▸ Exercise aim
Search the data for the word "name" and copy every line where it occurs.
═══ Data to use ═══
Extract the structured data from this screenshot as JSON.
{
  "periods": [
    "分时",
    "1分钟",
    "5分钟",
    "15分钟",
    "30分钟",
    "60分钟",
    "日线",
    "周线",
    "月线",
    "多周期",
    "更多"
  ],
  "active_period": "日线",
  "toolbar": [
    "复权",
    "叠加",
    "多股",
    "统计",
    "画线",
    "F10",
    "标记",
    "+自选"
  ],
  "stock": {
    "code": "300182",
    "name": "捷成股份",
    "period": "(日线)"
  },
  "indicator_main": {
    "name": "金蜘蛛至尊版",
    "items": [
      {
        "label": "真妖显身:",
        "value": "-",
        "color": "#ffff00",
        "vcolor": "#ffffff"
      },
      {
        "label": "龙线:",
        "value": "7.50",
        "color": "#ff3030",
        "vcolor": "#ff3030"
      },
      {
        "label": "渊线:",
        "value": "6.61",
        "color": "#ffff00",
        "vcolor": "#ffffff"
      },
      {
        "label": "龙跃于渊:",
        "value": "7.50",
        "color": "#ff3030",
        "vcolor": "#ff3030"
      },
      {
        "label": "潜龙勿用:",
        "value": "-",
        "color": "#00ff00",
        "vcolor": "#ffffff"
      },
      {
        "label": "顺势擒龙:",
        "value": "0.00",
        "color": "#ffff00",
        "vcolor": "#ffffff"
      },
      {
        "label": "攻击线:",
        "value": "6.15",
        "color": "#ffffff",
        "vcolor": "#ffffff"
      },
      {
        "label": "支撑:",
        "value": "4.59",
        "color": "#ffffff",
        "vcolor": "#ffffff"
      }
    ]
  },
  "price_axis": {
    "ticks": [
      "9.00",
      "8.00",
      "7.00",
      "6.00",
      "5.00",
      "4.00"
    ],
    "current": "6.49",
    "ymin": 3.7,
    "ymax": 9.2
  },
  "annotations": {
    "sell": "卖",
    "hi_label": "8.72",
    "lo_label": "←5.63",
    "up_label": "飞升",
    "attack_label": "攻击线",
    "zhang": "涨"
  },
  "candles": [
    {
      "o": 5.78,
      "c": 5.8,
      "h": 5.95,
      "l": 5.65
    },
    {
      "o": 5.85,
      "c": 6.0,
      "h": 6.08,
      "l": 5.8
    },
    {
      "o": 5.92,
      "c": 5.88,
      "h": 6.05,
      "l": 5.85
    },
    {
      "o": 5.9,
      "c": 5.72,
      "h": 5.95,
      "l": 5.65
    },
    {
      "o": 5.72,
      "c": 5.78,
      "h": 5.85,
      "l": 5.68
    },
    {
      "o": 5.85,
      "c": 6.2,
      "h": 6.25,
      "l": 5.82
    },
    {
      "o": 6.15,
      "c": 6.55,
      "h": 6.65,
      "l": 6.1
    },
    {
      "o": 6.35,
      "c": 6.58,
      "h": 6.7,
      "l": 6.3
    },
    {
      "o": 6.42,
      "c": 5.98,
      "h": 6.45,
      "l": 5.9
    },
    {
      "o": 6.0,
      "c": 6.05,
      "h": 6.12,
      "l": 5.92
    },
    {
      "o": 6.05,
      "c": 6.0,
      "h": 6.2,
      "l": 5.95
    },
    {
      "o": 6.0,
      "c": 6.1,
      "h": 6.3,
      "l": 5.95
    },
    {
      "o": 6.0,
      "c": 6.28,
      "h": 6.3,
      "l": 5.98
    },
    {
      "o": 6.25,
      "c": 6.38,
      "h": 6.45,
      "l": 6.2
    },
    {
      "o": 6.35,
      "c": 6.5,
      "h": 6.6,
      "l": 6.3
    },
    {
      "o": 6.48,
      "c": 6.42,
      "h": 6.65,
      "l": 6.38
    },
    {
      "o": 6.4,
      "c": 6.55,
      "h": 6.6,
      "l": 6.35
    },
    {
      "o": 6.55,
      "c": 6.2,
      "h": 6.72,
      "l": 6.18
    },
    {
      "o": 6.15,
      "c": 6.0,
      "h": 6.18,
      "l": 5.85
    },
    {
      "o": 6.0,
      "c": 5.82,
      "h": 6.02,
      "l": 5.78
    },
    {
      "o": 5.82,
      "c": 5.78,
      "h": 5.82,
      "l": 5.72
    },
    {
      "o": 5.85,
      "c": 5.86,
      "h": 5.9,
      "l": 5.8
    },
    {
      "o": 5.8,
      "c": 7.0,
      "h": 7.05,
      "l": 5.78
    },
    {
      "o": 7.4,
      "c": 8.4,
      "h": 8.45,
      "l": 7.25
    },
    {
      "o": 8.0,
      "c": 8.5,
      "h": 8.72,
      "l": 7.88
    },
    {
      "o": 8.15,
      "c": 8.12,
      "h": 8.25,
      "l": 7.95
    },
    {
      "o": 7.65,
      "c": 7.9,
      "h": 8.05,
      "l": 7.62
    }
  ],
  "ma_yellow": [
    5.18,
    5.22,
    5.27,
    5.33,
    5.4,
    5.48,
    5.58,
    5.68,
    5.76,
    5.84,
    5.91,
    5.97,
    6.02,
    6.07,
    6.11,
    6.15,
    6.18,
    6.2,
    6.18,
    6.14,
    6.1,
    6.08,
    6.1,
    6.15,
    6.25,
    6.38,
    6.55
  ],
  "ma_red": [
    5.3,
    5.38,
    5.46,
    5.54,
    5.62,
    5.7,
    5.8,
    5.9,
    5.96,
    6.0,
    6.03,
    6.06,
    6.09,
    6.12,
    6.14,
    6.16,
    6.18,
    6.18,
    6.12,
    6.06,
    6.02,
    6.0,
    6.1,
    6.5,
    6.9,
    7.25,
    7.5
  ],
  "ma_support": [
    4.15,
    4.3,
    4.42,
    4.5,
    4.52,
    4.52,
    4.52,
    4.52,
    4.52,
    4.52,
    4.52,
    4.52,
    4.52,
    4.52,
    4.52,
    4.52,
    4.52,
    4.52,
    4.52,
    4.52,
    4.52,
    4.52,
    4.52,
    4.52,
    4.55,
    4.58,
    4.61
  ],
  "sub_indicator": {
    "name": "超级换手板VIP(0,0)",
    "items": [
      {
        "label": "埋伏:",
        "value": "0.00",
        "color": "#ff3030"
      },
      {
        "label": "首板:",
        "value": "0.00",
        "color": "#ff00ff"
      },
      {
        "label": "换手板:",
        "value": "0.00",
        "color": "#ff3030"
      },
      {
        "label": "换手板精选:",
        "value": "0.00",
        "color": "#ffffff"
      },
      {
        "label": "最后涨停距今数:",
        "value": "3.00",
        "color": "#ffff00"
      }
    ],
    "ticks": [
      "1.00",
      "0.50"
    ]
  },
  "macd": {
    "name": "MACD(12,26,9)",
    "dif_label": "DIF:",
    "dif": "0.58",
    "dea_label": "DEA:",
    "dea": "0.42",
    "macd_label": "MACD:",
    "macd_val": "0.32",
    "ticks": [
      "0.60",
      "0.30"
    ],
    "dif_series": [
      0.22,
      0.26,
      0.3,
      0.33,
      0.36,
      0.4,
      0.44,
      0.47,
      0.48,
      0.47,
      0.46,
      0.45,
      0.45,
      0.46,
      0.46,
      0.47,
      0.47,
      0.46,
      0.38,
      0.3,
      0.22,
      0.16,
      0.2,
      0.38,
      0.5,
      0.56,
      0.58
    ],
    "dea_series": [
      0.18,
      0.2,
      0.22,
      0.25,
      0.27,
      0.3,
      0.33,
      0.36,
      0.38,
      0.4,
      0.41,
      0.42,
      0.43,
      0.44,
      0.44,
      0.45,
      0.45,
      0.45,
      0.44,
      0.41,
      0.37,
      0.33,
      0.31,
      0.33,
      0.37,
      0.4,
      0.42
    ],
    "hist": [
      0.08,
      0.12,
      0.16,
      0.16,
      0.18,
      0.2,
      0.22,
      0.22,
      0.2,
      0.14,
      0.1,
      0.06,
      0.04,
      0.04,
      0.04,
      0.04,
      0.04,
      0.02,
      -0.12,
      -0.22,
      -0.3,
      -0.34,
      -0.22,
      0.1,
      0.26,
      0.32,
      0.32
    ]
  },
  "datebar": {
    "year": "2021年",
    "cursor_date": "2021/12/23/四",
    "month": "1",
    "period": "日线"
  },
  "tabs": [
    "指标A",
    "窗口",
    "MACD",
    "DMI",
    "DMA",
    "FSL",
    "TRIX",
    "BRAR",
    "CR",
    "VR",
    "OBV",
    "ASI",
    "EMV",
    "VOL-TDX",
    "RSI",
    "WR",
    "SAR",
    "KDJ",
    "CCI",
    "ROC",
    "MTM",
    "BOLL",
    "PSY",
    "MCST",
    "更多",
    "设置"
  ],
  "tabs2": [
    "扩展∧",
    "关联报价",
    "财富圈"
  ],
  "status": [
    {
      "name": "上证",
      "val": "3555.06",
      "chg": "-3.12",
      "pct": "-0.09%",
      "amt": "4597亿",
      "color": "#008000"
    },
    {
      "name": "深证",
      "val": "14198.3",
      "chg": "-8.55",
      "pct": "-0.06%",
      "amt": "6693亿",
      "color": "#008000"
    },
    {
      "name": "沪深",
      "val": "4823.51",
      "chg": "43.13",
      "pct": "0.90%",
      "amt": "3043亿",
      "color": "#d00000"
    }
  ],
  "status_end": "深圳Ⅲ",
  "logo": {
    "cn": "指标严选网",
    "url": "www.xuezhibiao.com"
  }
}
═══
▸ Response to this task
    "name": "捷成股份",
    "name": "金蜘蛛至尊版",
    "name": "超级换手板VIP(0,0)",
    "name": "MACD(12,26,9)",
      "name": "上证",
      "name": "深证",
      "name": "沪深",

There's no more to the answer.